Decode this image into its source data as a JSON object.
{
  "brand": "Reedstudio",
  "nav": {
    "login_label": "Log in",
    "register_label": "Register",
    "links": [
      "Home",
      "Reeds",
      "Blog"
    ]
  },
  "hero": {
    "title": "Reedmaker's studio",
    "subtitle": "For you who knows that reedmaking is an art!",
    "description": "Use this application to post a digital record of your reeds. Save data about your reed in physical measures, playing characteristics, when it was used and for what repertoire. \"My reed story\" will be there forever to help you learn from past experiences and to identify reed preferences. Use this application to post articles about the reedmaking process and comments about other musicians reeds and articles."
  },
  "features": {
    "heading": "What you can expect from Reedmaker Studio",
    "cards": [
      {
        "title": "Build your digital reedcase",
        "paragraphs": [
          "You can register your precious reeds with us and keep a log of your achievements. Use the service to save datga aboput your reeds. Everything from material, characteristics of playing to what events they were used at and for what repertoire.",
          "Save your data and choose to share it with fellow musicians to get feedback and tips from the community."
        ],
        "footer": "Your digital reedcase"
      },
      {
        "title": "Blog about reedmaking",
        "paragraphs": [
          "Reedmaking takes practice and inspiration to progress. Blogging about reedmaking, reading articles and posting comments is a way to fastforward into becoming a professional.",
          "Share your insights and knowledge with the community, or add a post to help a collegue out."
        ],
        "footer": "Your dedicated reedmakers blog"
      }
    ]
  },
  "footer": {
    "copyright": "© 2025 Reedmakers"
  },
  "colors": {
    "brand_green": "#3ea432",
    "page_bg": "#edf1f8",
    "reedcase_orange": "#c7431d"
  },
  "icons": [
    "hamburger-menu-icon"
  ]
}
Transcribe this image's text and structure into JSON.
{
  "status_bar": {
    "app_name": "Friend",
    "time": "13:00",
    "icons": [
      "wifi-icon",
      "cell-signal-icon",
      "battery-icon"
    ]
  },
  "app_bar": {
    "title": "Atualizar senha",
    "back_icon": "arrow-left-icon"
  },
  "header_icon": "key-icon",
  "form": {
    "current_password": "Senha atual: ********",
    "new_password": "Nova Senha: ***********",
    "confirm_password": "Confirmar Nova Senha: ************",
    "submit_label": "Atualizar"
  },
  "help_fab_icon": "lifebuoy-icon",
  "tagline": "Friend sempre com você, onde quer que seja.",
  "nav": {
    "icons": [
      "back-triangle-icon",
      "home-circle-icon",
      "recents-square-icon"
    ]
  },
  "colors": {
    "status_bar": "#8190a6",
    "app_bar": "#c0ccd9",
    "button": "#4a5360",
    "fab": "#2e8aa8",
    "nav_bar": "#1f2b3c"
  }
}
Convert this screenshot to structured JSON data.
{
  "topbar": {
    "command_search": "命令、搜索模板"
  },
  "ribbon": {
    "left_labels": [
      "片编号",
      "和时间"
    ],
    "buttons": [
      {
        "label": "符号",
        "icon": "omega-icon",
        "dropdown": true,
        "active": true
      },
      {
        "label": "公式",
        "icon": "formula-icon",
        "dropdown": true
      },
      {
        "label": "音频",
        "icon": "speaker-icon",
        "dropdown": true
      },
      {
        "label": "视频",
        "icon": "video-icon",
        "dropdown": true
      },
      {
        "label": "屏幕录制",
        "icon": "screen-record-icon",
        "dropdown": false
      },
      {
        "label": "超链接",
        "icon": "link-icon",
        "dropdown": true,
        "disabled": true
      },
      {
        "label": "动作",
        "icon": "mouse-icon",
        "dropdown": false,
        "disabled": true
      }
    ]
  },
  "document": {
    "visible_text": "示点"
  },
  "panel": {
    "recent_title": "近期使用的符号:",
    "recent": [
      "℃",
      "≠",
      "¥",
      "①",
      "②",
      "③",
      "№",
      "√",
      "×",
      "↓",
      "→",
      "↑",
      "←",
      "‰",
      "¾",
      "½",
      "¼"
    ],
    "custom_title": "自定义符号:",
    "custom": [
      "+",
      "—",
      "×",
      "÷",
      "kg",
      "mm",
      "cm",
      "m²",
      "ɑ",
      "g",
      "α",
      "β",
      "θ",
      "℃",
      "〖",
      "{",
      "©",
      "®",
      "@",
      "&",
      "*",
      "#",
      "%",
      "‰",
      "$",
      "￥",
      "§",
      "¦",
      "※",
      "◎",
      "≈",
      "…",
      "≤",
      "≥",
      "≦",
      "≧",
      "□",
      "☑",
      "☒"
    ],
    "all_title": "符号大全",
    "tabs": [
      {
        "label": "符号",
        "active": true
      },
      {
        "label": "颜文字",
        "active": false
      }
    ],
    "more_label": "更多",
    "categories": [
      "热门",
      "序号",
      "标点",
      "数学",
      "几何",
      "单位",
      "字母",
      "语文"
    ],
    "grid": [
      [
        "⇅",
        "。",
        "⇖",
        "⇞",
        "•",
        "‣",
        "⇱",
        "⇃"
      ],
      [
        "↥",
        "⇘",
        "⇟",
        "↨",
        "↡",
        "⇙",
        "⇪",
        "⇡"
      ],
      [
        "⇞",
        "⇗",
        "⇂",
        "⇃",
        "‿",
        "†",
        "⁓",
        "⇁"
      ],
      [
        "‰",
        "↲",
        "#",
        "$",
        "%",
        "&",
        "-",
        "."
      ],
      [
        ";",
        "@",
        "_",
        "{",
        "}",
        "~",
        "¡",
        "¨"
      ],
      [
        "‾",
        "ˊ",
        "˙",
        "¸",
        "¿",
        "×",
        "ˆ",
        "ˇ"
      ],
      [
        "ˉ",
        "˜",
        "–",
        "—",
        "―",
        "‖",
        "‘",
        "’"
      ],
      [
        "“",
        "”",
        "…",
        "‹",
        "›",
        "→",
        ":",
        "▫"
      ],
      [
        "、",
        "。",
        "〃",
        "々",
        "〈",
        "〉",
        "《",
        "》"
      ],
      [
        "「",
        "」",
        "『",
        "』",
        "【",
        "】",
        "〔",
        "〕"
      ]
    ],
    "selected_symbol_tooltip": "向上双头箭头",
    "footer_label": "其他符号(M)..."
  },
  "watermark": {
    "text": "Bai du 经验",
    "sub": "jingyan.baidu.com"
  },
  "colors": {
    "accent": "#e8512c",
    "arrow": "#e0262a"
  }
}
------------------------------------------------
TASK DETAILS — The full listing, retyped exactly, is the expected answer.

WRITTEN ANSWER —
Decode this image into its source data as a JSON object.
{
  "brand": "Reedstudio",
  "nav": {
    "login_label": "Log in",
    "register_label": "Register",
    "links": [
      "Home",
      "Reeds",
      "Blog"
    ]
  },
  "hero": {
    "title": "Reedmaker's studio",
    "subtitle": "For you who knows that reedmaking is an art!",
    "description": "Use this application to post a digital record of your reeds. Save data about your reed in physical measures, playing characteristics, when it was used and for what repertoire. \"My reed story\" will be there forever to help you learn from past experiences and to identify reed preferences. Use this application to post articles about the reedmaking process and comments about other musicians reeds and articles."
  },
  "features": {
    "heading": "What you can expect from Reedmaker Studio",
    "cards": [
      {
        "title": "Build your digital reedcase",
        "paragraphs": [
          "You can register your precious reeds with us and keep a log of your achievements. Use the service to save datga aboput your reeds. Everything from material, characteristics of playing to what events they were used at and for what repertoire.",
          "Save your data and choose to share it with fellow musicians to get feedback and tips from the community."
        ],
        "footer": "Your digital reedcase"
      },
      {
        "title": "Blog about reedmaking",
        "paragraphs": [
          "Reedmaking takes practice and inspiration to progress. Blogging about reedmaking, reading articles and posting comments is a way to fastforward into becoming a professional.",
          "Share your insights and knowledge with the community, or add a post to help a collegue out."
        ],
        "footer": "Your dedicated reedmakers blog"
      }
    ]
  },
  "footer": {
    "copyright": "© 2025 Reedmakers"
  },
  "colors": {
    "brand_green": "#3ea432",
    "page_bg": "#edf1f8",
    "reedcase_orange": "#c7431d"
  },
  "icons": [
    "hamburger-menu-icon"
  ]
}
Transcribe this image's text and structure into JSON.
{
  "status_bar": {
    "app_name": "Friend",
    "time": "13:00",
    "icons": [
      "wifi-icon",
      "cell-signal-icon",
      "battery-icon"
    ]
  },
  "app_bar": {
    "title": "Atualizar senha",
    "back_icon": "arrow-left-icon"
  },
  "header_icon": "key-icon",
  "form": {
    "current_password": "Senha atual: ********",
    "new_password": "Nova Senha: ***********",
    "confirm_password": "Confirmar Nova Senha: ************",
    "submit_label": "Atualizar"
  },
  "help_fab_icon": "lifebuoy-icon",
  "tagline": "Friend sempre com você, onde quer que seja.",
  "nav": {
    "icons": [
      "back-triangle-icon",
      "home-circle-icon",
      "recents-square-icon"
    ]
  },
  "colors": {
    "status_bar": "#8190a6",
    "app_bar": "#c0ccd9",
    "button": "#4a5360",
    "fab": "#2e8aa8",
    "nav_bar": "#1f2b3c"
  }
}
Convert this screenshot to structured JSON data.
{
  "topbar": {
    "command_search": "命令、搜索模板"
  },
  "ribbon": {
    "left_labels": [
      "片编号",
      "和时间"
    ],
    "buttons": [
      {
        "label": "符号",
        "icon": "omega-icon",
        "dropdown": true,
        "active": true
      },
      {
        "label": "公式",
        "icon": "formula-icon",
        "dropdown": true
      },
      {
        "label": "音频",
        "icon": "speaker-icon",
        "dropdown": true
      },
      {
        "label": "视频",
        "icon": "video-icon",
        "dropdown": true
      },
      {
        "label": "屏幕录制",
        "icon": "screen-record-icon",
        "dropdown": false
      },
      {
        "label": "超链接",
        "icon": "link-icon",
        "dropdown": true,
        "disabled": true
      },
      {
        "label": "动作",
        "icon": "mouse-icon",
        "dropdown": false,
        "disabled": true
      }
    ]
  },
  "document": {
    "visible_text": "示点"
  },
  "panel": {
    "recent_title": "近期使用的符号:",
    "recent": [
      "℃",
      "≠",
      "¥",
      "①",
      "②",
      "③",
      "№",
      "√",
      "×",
      "↓",
      "→",
      "↑",
      "←",
      "‰",
      "¾",
      "½",
      "¼"
    ],
    "custom_title": "自定义符号:",
    "custom": [
      "+",
      "—",
      "×",
      "÷",
      "kg",
      "mm",
      "cm",
      "m²",
      "ɑ",
      "g",
      "α",
      "β",
      "θ",
      "℃",
      "〖",
      "{",
      "©",
      "®",
      "@",
      "&",
      "*",
      "#",
      "%",
      "‰",
      "$",
      "￥",
      "§",
      "¦",
      "※",
      "◎",
      "≈",
      "…",
      "≤",
      "≥",
      "≦",
      "≧",
      "□",
      "☑",
      "☒"
    ],
    "all_title": "符号大全",
    "tabs": [
      {
        "label": "符号",
        "active": true
      },
      {
        "label": "颜文字",
        "active": false
      }
    ],
    "more_label": "更多",
    "categories": [
      "热门",
      "序号",
      "标点",
      "数学",
      "几何",
      "单位",
      "字母",
      "语文"
    ],
    "grid": [
      [
        "⇅",
        "。",
        "⇖",
        "⇞",
        "•",
        "‣",
        "⇱",
        "⇃"
      ],
      [
        "↥",
        "⇘",
        "⇟",
        "↨",
        "↡",
        "⇙",
        "⇪",
        "⇡"
      ],
      [
        "⇞",
        "⇗",
        "⇂",
        "⇃",
        "‿",
        "†",
        "⁓",
        "⇁"
      ],
      [
        "‰",
        "↲",
        "#",
        "$",
        "%",
        "&",
        "-",
        "."
      ],
      [
        ";",
        "@",
        "_",
        "{",
        "}",
        "~",
        "¡",
        "¨"
      ],
      [
        "‾",
        "ˊ",
        "˙",
        "¸",
        "¿",
        "×",
        "ˆ",
        "ˇ"
      ],
      [
        "ˉ",
        "˜",
        "–",
        "—",
        "―",
        "‖",
        "‘",
        "’"
      ],
      [
        "“",
        "”",
        "…",
        "‹",
        "›",
        "→",
        ":",
        "▫"
      ],
      [
        "、",
        "。",
        "〃",
        "々",
        "〈",
        "〉",
        "《",
        "》"
      ],
      [
        "「",
        "」",
        "『",
        "』",
        "【",
        "】",
        "〔",
        "〕"
      ]
    ],
    "selected_symbol_tooltip": "向上双头箭头",
    "footer_label": "其他符号(M)..."
  },
  "watermark": {
    "text": "Bai du 经验",
    "sub": "jingyan.baidu.com"
  },
  "colors": {
    "accent": "#e8512c",
    "arrow": "#e0262a"
  }
}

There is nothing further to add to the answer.